And the social films, the films that were about something reached further than they ever had before, dealing with alcoholism, drug addiction, sex, corruption at work, crime, all of it. I suppose what I loved most about teaching film history was watching the students grow, watch them find films that they would grow to love as much as I did, and expand their minds and their film knowledge. I remember young one lady who fell in love with the films of Elia Kazan because she saw in them a truth that many other films of the time did not have. Another young man become infatuated with the American western and watched everything he could get his hands on, eventually asking me to borrow anything I had. There was no greater feeling than standing in front of a group of film students and lecturing on the history of cinema, coloring it with opinion and inviting theirs as well. Upon showing them Citizen Kane (1941) one of them boldly announced he did not think it was the greatest film of all time. He looked sheepish when he suggested this, but was at once smiling when I agreed with him. I was not asking them to like it, just to appreciate the impact it had on cinema…and he understood that.

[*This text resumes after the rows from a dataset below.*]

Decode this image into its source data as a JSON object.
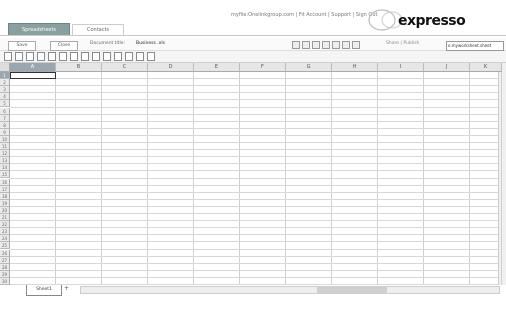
{
  "header": {
    "tabs": [
      {
        "label": "Spreadsheets",
        "active": true
      },
      {
        "label": "Contacts",
        "active": false
      }
    ],
    "user_info": "myfile:Onelinkgroup.com | Fit Account | Support | Sign Out",
    "logo": "expresso"
  },
  "toolbar": {
    "buttons": [
      {
        "label": "Save"
      },
      {
        "label": "Close"
      }
    ],
    "doc_label": "Document title:",
    "doc_value": "Business .xls",
    "links": "Share | Publish",
    "field_value": "e.myworksheet.sheet"
  },
  "grid": {
    "columns": [
      "A",
      "B",
      "C",
      "D",
      "E",
      "F",
      "G",
      "H",
      "I",
      "J",
      "K"
    ],
    "rows": [
      "1",
      "2",
      "3",
      "4",
      "5",
      "6",
      "7",
      "8",
      "9",
      "10",
      "11",
      "12",
      "13",
      "14",
      "15",
      "16",
      "17",
      "18",
      "19",
      "20",
      "21",
      "22",
      "23",
      "24",
      "25",
      "26",
      "27",
      "28",
      "29",
      "30"
    ],
    "active_cell": "A1"
  },
  "bottom": {
    "sheet_tab": "Sheet1",
    "add_sheet": "+"
  },
  "colors": {
    "active_tab": "#8aa0a0",
    "active_header": "#9aa7b0"
  }
}
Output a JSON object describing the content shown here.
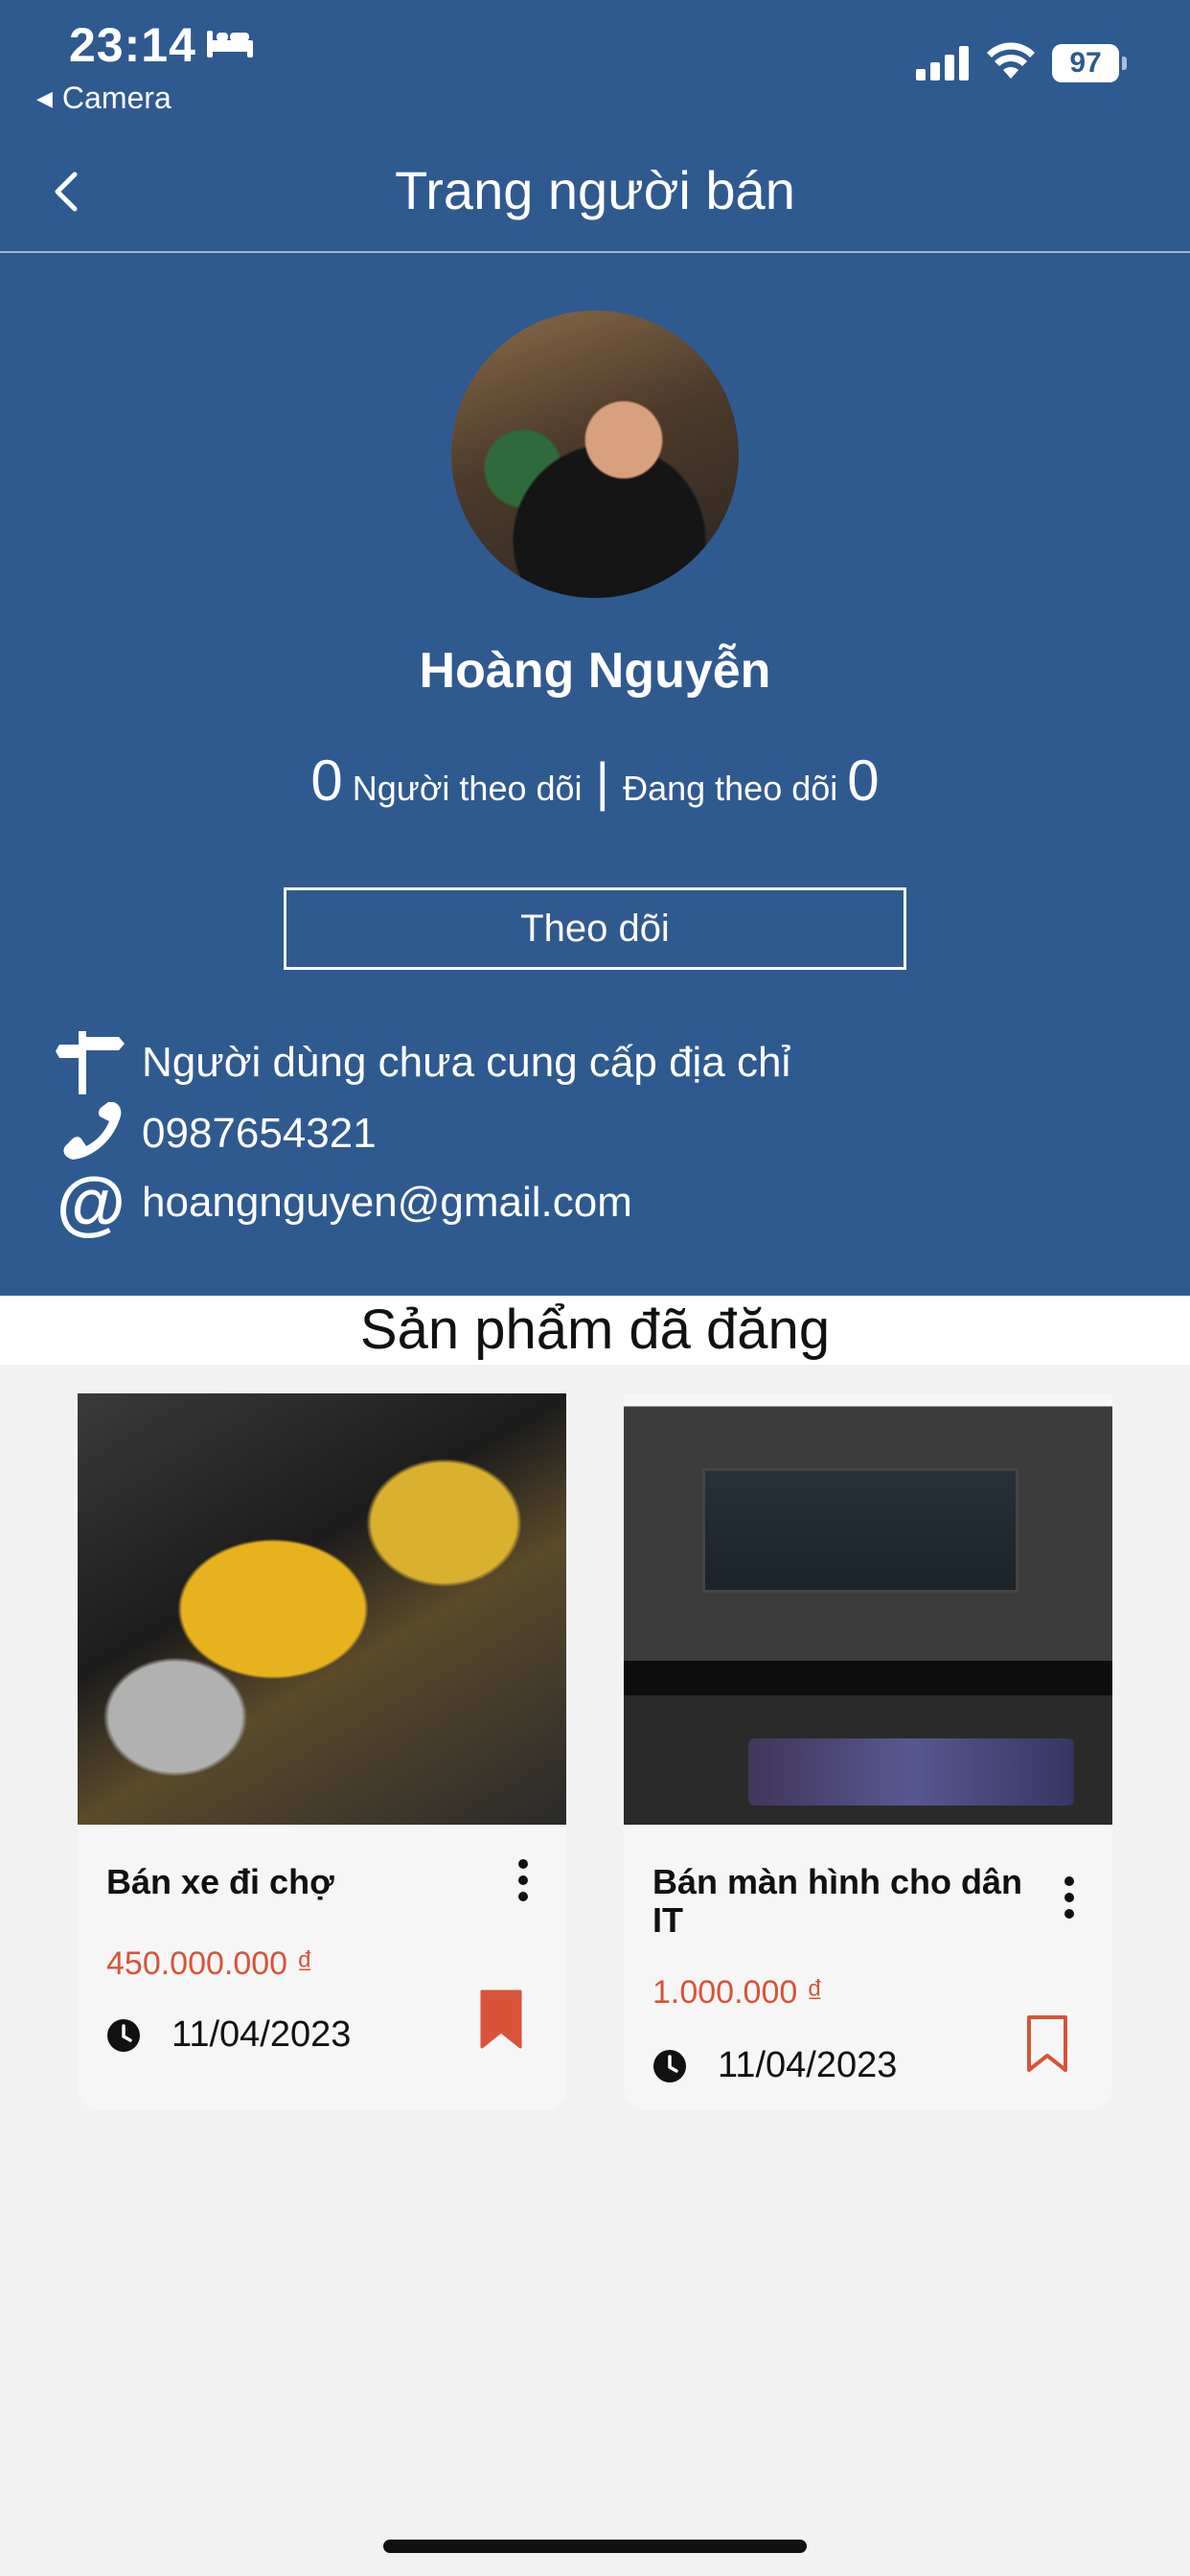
{
  "status_bar": {
    "time": "23:14",
    "back_app": "Camera",
    "battery": "97"
  },
  "navbar": {
    "title": "Trang người bán",
    "back_icon": "chevron-left-icon"
  },
  "profile": {
    "name": "Hoàng  Nguyễn",
    "followers_count": "0",
    "followers_label": "Người theo dõi",
    "following_label": "Đang theo dõi",
    "following_count": "0",
    "follow_button": "Theo dõi",
    "address": "Người dùng chưa cung cấp địa chỉ",
    "phone": "0987654321",
    "email": "hoangnguyen@gmail.com"
  },
  "products_section": {
    "title": "Sản phẩm đã đăng",
    "items": [
      {
        "title": "Bán xe đi chợ",
        "price": "450.000.000 ₫",
        "date": "11/04/2023",
        "bookmarked": true
      },
      {
        "title": "Bán màn hình cho dân IT",
        "price": "1.000.000 ₫",
        "date": "11/04/2023",
        "bookmarked": false
      }
    ]
  },
  "colors": {
    "header_bg": "#2f5a90",
    "price": "#d9533a",
    "bookmark": "#d9533a",
    "page_bg": "#f2f2f2"
  }
}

To this day many if my Facebook friends are former students, some fifteen years removed from the classroom, some in the business, some not, a few much to my joy are critics. I loved teaching and miss it greatly. So for kicks, no other reason, here are the twenty five films YOU MUST SEE made before 1970…in chronological order.
1. THE GOLD RUSH (1924)
2. CITY LIGHTS (1931)
3. KING KONG (1933)
4. MODERN TIMES (1936)
5. SNOW WHITE AND THE SEVEN DWARFS (1937)
6. THE WIZARD OF OZ (1939)
7. THE GRAPES OF WRATH (1940)
8. CITIZEN KANE (1941)
9. DOUBLE INDEMNITY (1944)
10. THE BEST YEARS OF OUR LIVES (1946)
11. ITS A WONDERFUL LIFE (1946)
12. RED RIVER (1948)
13. THE TREASURE OF THE SIERRA MADRE (1948)
14. SUNDET BOULEVARD (1950)
15. A STREETCAR NAMED DESIRE (1951)
16. SHANE (1953)
17. ON THE WATERFRONT (1954)
18. THE SEARCHERS (1956)
19. SOME LIKE IT HOT (1959)
20. BEN HUR (1959)
21. THE HUSTLER (1961)
22. LAWRENCE OF ARABIA (1962)
23. BONNIE AND CLYDE (1967)
24. 2001: A SPACE ODYSSEY (1968)
25. MIDNIGHT COWBOY (1969)